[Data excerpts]
-.-.-

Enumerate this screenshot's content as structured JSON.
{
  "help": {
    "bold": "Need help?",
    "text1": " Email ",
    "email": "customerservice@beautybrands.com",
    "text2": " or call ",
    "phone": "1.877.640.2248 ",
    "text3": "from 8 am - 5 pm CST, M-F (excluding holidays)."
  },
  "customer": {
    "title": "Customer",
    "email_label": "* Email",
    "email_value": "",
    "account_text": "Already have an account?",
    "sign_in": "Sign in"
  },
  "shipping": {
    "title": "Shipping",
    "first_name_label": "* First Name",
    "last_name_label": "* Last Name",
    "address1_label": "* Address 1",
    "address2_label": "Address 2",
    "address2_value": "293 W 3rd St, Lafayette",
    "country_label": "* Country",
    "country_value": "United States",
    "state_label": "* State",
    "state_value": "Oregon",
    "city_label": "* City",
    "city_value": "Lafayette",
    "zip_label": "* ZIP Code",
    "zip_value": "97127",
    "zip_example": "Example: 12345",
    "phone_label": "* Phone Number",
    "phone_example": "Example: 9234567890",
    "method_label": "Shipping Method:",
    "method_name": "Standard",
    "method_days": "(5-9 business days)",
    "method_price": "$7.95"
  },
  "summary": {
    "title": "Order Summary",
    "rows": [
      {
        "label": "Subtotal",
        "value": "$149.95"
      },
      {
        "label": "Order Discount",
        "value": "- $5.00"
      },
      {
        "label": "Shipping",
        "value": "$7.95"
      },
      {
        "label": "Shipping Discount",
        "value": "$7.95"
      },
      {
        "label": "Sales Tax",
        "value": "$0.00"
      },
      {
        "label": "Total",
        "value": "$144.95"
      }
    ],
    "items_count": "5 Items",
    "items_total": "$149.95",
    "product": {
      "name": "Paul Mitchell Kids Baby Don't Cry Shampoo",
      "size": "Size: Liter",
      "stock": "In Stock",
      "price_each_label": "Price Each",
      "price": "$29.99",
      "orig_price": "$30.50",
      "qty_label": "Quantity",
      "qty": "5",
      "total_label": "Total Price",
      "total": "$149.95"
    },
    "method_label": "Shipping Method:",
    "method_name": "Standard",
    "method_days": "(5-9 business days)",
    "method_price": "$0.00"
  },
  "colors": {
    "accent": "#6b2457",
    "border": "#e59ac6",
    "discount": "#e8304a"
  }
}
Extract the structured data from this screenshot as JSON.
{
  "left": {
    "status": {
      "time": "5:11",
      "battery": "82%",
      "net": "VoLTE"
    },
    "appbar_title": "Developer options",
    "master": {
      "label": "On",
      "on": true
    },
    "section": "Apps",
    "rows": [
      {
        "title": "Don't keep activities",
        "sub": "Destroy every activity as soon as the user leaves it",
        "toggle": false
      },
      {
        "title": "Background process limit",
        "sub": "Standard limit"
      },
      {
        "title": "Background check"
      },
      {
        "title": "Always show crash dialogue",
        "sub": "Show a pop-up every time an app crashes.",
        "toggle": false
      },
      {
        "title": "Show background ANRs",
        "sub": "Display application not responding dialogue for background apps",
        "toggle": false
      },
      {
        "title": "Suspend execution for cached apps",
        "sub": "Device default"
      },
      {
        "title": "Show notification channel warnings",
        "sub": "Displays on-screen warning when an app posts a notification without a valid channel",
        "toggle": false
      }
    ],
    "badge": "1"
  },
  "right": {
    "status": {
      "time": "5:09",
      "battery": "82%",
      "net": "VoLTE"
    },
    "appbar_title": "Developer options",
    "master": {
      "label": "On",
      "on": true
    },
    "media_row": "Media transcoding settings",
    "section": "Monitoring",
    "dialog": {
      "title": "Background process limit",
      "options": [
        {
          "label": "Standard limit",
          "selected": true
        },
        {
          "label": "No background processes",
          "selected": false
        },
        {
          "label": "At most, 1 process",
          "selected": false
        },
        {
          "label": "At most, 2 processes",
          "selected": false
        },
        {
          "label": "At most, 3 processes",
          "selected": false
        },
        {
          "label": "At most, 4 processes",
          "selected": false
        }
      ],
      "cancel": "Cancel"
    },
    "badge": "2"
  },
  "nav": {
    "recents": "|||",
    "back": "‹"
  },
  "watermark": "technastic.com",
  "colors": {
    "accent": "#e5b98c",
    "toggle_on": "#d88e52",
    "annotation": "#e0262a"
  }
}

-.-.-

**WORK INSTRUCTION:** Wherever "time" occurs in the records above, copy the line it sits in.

**RESULT OF THE EXERCISE:**
      "time": "5:11",
        "sub": "Show a pop-up every time an app crashes.",
      "time": "5:09",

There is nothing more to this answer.